The review should consider the appropriateness of a unified scheme to cover all critical infrastructure assets, including telecommunications assets.

The review should also consider circumstances that the Minister has used the private declaration power under section 51.

Concluding comments

5.48 The Committee notes that the objective of the Bill is to provide a risk-based framework to manage national security risks arising from foreign involvement in critical infrastructure. The Committee has carefully considered the objective and has concluded that the Bill is a necessary and proportionate response. The Committee supports the intent of the Bill.

5.49 The Committee notes the industry consultation undertaken during the development of the Bill.

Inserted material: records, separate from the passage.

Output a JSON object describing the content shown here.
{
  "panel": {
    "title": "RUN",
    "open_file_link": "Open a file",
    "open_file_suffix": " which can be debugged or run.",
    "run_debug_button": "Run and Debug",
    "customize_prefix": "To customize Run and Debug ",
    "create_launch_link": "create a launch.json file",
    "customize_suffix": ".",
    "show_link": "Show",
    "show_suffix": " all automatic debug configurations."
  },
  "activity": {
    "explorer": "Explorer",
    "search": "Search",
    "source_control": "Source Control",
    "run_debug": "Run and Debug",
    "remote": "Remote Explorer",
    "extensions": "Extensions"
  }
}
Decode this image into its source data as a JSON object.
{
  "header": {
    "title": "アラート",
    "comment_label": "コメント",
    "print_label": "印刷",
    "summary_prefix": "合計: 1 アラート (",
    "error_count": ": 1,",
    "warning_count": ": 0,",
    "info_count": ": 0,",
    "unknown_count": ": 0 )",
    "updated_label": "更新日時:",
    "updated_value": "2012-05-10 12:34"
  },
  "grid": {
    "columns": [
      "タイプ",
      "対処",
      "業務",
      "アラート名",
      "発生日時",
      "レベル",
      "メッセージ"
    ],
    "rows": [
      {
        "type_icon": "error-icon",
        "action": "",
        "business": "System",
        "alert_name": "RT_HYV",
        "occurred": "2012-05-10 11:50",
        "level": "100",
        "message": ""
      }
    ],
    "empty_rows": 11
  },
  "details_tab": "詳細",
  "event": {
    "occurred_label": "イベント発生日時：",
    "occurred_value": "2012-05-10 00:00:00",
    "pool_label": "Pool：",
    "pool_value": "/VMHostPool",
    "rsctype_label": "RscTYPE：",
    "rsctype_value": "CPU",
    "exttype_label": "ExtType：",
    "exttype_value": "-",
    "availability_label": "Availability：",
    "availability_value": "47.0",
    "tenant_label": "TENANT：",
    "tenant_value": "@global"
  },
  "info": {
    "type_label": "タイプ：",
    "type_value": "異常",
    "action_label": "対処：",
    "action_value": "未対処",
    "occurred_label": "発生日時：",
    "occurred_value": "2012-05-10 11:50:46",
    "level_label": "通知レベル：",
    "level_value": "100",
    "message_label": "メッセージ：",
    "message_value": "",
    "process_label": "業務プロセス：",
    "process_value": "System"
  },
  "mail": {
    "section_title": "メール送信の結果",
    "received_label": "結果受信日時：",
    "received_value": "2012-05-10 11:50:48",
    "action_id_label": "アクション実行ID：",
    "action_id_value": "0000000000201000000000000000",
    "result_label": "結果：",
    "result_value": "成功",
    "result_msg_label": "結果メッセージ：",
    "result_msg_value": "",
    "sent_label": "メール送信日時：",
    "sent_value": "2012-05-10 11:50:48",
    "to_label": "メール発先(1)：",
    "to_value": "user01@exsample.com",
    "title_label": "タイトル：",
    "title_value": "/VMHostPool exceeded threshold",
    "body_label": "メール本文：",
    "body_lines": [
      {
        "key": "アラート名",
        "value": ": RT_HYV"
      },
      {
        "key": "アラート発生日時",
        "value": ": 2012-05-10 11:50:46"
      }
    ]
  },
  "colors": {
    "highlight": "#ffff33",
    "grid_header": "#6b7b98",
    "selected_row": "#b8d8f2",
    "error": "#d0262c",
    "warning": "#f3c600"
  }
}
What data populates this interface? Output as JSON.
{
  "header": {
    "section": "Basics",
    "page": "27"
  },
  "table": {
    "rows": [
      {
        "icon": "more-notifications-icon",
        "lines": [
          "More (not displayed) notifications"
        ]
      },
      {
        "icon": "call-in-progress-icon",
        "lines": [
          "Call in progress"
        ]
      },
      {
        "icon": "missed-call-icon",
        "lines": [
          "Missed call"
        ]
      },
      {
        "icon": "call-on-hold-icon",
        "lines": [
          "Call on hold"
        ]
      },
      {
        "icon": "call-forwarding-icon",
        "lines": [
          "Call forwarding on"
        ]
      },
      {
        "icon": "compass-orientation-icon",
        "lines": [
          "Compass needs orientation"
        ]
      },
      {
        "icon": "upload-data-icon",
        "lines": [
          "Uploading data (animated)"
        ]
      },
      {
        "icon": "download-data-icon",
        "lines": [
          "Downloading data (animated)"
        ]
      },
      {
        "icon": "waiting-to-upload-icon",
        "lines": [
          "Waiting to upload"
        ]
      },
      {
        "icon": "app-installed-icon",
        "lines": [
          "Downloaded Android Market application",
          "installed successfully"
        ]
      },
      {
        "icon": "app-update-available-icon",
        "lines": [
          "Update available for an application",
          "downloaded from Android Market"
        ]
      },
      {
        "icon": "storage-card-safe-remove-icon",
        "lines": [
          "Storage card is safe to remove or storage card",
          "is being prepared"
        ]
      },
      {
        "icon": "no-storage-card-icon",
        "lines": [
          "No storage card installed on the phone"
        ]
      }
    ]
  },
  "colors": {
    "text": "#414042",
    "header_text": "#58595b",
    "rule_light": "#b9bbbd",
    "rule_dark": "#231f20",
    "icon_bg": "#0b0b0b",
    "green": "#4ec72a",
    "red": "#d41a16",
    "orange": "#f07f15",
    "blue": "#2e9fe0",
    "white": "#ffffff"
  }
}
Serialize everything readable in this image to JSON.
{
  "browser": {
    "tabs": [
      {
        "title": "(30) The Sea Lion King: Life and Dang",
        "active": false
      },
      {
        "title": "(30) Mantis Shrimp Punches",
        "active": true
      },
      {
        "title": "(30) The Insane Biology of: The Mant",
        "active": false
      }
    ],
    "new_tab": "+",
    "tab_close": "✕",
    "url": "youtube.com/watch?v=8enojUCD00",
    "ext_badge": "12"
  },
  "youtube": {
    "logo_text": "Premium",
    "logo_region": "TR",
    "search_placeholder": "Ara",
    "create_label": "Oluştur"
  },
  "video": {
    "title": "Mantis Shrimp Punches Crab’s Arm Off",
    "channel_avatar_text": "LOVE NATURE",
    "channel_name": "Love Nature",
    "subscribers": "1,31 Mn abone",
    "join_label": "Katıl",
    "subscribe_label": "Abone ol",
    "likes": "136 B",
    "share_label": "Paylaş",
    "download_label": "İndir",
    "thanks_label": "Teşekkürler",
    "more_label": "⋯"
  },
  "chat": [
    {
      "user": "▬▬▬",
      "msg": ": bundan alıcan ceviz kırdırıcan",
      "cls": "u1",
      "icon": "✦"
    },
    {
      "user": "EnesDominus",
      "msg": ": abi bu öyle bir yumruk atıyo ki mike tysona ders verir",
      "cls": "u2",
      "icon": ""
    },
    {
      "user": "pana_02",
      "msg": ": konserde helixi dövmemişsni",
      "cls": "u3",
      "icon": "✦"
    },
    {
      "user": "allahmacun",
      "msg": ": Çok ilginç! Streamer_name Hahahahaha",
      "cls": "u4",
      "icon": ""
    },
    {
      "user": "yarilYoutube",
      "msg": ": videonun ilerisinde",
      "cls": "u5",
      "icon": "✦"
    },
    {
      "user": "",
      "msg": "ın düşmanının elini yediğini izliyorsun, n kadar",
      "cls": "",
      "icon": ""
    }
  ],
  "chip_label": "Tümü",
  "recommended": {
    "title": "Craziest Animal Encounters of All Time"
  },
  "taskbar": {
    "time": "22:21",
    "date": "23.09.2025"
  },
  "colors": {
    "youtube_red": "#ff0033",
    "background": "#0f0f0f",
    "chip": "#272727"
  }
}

The recommendations made in this report aim to enhance transparency and provide greater clarity to industry, as well as strengthen safeguards and oversight.

5.50 The Committee thanks all participants in the inquiry for their valuable contributions and constructive approach.

5.51 The Committee commends the report to the Parliament and recommends that, subject to the recommendations in this report being accepted, the Bill be passed.

Recommendation 10

5.52 The Committee recommends that, subject to the above recommendations being accepted, the Security of Critical Infrastructure Bill 2017 be passed.

54 ADVISORY REPORT ON THE SECURITY OF CRITICAL INFRASTRUCTURE BILL 2017

Mr Andrew Hastie MP

Chair

March 2018

55

A. List of submissions

1 Northern Territory Government

2 Inspector-General of Intelligence and Security

3 Energy Networks Australia

4 Centre for Disaster Management and Public Safety, University of Melbourne

5 Doctors Against Forced Organ Harvesting (DAFOH)

6 Australian Pipelines & Gas Association (APGA)

 6.1 Supplementary

7 South Australian Government

8 Water Services Association of Australia

9 Department of Home Affairs

 9.1 Supplementary

10 Law Council of Australia

11 Confidential

57

B. Witnesses appearing at public hearings

Friday, 9 February 2018

Parliament House, Canberra

Australian Pipelines & Gas Association

 Mr Steve Davies, Chief Executive Officer

Water Services Association of Australia

 Dr Gregory Ryan, Manager Utility Excellence

Department of Home Affairs

 Mr Pablo Carpay, First Assistant Secretary  Ms Samantha Chard, A/g First Assistant Secretary

Treasury

 Mr Roger Brake, Division Head

Australian Security Intelligence Organisation

 Mr Peter Vickery, Deputy Director-General  Dr Wendy Southern, Deputy Director-General

Department of the Environment and Energy

 Ms Helen Bennett, Assistant Secretary

Department of Foreign Affairs and Trade

 Mr James Wiblin, Assistant Secretary

58 ADVISORY REPORT ON THE SECURITY OF CRITICAL INFRASTRUCTURE BILL 2017

 Ms Patricia Holmes, Assistant Secretary

59

C. Glossary

Adverse security assessment - has the meaning given by section 35 of the Australian Security Intelligence Organisation Act 1979:

 security assessment means a statement in writing furnished by ASIO to a Commonwealth agency expressing any recommendation, opinion or advice on, or otherwise referring to, the question whether it would be consistent with the requirements of security for prescribed administrative action to be taken in respect of a person or the question whether the requirements of security make it necessary or desirable for prescribed administrative action to be taken in respect of a person, and includes any qualification or comment expressed in connection with any such recommendation, opinion or advice, being a qualification or comment that relates or that could relate to that question.

 adverse security assessment means a security assessment in respect of a person that contains:  any opinion or advice, or any qualification of any opinion or advice, or any information, that is or could be prejudicial to the interests of

the person; and  a recommendation that prescribed administrative action be taken or not be taken in respect of the person, being a recommendation the

implementation of which would be prejudicial to the interests of the person.

Telecommunications Sector Security Reforms - a general term used to describe the reforms set out in the Telecommunications and Other Legislation Amendment Act 2017.